======== SUPPLIED RECORDS

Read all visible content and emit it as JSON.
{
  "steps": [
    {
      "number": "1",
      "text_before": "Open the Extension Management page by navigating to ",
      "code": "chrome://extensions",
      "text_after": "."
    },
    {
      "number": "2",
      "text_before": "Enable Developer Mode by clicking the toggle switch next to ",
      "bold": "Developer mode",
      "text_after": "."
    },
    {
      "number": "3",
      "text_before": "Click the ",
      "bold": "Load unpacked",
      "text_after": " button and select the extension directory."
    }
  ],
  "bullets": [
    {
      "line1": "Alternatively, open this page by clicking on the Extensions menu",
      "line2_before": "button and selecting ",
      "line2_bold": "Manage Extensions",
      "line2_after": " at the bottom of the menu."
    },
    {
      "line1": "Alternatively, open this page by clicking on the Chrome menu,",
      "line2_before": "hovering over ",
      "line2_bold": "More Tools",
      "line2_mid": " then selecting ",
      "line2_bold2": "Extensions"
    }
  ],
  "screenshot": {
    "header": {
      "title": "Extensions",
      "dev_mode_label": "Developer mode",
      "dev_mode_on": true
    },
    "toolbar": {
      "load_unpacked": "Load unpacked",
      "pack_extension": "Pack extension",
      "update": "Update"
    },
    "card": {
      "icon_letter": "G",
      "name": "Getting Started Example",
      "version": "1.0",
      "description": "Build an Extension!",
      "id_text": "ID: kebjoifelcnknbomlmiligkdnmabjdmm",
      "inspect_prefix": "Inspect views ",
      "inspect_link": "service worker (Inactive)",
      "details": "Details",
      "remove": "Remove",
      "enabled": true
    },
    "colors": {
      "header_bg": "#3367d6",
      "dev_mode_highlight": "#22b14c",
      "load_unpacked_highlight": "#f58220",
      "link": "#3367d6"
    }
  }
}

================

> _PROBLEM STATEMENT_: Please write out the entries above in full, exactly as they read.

> _WRITTEN RESPONSE_:
Read all visible content and emit it as JSON.
{
  "steps": [
    {
      "number": "1",
      "text_before": "Open the Extension Management page by navigating to ",
      "code": "chrome://extensions",
      "text_after": "."
    },
    {
      "number": "2",
      "text_before": "Enable Developer Mode by clicking the toggle switch next to ",
      "bold": "Developer mode",
      "text_after": "."
    },
    {
      "number": "3",
      "text_before": "Click the ",
      "bold": "Load unpacked",
      "text_after": " button and select the extension directory."
    }
  ],
  "bullets": [
    {
      "line1": "Alternatively, open this page by clicking on the Extensions menu",
      "line2_before": "button and selecting ",
      "line2_bold": "Manage Extensions",
      "line2_after": " at the bottom of the menu."
    },
    {
      "line1": "Alternatively, open this page by clicking on the Chrome menu,",
      "line2_before": "hovering over ",
      "line2_bold": "More Tools",
      "line2_mid": " then selecting ",
      "line2_bold2": "Extensions"
    }
  ],
  "screenshot": {
    "header": {
      "title": "Extensions",
      "dev_mode_label": "Developer mode",
      "dev_mode_on": true
    },
    "toolbar": {
      "load_unpacked": "Load unpacked",
      "pack_extension": "Pack extension",
      "update": "Update"
    },
    "card": {
      "icon_letter": "G",
      "name": "Getting Started Example",
      "version": "1.0",
      "description": "Build an Extension!",
      "id_text": "ID: kebjoifelcnknbomlmiligkdnmabjdmm",
      "inspect_prefix": "Inspect views ",
      "inspect_link": "service worker (Inactive)",
      "details": "Details",
      "remove": "Remove",
      "enabled": true
    },
    "colors": {
      "header_bg": "#3367d6",
      "dev_mode_highlight": "#22b14c",
      "load_unpacked_highlight": "#f58220",
      "link": "#3367d6"
    }
  }
}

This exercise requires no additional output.